Professor’s Composition Wins Award Nomination
Inspiration surrounds Joe L. Alexander.
It can come from a bird call, a waterfall, or a walk in the park. In the case of Alexander’s latest creation, “Arkansas Vignettes,” the Mississippi Women’s University music professor discovered all of these pieces during walks in Arkansas state parks and then turned that inspiration into a piece of classical music that shares his outdoor experiences. with the others.
“Nature played a big part in shaping the vignettes,” said Alexander, who started walking the parks in fall 2020. “Several of the rooms have bird calls and one has a waterfall. The title of each vignette refers to a state park or national park in Arkansas.”
The Mississippi Institute of Arts and Humanities (MIAL) recently recognized “Arkansas Vignettes” for nomination in the Classical Music Composition category. The nomination is the first for Alexandre.

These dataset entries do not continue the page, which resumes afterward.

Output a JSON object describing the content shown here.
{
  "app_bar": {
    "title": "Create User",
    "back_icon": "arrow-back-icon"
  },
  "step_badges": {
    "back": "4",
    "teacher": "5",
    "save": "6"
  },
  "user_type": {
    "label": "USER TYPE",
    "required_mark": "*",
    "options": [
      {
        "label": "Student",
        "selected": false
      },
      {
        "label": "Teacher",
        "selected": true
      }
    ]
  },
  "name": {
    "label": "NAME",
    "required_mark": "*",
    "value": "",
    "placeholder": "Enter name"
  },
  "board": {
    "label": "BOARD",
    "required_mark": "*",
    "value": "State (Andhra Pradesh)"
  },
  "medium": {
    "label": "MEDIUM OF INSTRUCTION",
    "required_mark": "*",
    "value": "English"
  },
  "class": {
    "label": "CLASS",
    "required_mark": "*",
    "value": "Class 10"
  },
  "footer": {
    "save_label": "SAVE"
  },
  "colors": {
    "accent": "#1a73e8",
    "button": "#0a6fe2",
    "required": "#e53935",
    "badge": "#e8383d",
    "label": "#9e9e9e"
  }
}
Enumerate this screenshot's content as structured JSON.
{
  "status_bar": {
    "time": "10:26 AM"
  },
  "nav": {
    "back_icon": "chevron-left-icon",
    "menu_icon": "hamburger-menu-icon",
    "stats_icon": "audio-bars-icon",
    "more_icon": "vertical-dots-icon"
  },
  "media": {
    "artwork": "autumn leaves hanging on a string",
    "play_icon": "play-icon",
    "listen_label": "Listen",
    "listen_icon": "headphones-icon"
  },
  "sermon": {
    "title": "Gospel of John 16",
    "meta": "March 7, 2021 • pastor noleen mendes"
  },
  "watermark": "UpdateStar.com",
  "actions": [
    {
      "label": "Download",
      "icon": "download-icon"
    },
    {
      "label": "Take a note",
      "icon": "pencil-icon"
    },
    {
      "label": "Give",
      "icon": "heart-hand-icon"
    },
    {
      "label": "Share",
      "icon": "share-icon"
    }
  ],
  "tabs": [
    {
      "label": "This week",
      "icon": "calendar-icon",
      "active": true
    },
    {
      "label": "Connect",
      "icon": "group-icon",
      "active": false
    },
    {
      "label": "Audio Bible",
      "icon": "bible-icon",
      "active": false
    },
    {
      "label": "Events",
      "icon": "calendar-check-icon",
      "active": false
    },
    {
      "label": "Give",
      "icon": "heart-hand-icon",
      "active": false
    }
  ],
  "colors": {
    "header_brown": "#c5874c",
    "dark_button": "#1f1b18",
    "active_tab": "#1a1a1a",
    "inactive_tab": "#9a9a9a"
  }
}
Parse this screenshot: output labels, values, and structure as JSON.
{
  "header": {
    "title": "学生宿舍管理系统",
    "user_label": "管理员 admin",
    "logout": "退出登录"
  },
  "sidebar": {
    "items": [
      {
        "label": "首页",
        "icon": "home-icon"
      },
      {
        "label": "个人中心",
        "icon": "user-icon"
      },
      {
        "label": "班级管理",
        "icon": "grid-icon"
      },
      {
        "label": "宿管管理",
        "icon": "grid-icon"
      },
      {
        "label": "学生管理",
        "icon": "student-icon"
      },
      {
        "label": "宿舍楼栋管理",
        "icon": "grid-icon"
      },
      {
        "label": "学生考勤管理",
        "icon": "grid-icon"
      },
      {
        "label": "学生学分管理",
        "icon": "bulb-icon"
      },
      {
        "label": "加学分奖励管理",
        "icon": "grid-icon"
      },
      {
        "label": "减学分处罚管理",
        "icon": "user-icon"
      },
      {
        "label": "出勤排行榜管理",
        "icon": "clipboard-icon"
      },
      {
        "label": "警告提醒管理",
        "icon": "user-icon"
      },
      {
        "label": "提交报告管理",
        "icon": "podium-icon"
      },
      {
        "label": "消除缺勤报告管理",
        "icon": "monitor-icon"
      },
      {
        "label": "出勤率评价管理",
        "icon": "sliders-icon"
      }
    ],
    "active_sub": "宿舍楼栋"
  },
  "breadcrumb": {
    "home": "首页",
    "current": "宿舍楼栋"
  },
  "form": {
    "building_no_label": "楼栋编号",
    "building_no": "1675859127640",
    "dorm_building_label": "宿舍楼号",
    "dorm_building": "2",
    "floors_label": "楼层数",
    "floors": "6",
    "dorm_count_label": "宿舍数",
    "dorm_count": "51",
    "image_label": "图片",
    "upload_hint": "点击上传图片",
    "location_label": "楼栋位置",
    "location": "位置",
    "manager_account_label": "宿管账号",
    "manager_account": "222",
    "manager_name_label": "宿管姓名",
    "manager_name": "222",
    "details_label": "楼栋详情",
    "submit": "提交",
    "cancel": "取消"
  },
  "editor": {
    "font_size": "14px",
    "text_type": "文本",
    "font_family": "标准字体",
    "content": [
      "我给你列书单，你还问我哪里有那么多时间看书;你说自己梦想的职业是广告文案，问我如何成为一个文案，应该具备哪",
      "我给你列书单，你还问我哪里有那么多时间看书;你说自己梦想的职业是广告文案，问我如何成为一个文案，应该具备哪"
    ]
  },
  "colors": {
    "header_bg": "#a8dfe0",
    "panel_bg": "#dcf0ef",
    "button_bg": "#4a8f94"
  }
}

Alexander said he tried to use the songs of birds he heard on his walks as melodies. There are four or five birdsong in the room. He said he then applied typical compositional techniques to expand and expand the movements.
Alexander began composing “Arkansas Vignettes” in February 2021, around the same time he became interested in the cries of birds he heard on his walks. The Bantam Winds trio performed “Arkansas Vignettes” virtually for its premiere at the Festival Internacional de Música de Campina Grande on July 8, 2021.
Alexander said he met two of the Bantam Winds members, oboist Kristin Leitterman and horn teacher Juli Buxbaum, at W’s Music by Women Festival. In 2020, clarinetist Erin Cameron joined the faculty at Arkansas State University and the trio was formed.
Alexander said he sent the individual moves to the members of Bantam Winds as he completed them, and then the band read them. He said the trio members only made articulation/dynamic suggestions afterward.
Alexander said he researched each of the parks he visited and tried to figure out what the “main thing” was for each. He said he tried to create melodies that would be fun to play and listen to.
“Every time I create a piece, I consider it a game,” Alexander said. “I change the game for each play because I don’t want to ‘replay’ the same game over and over again. I’m not reinventing the wheel, but everyone is different. I consider who plays (level) and what audience the group will play.
Thomas Richardson, a Columbus native and graduate of The W’s MFA creative writing program, earned his first MIAL nomination in the poetry category for his book “How to Read: Poems.”
Winners will be announced June 11 at the annual awards banquet at the Mississippi Museum of Arts in Jackson.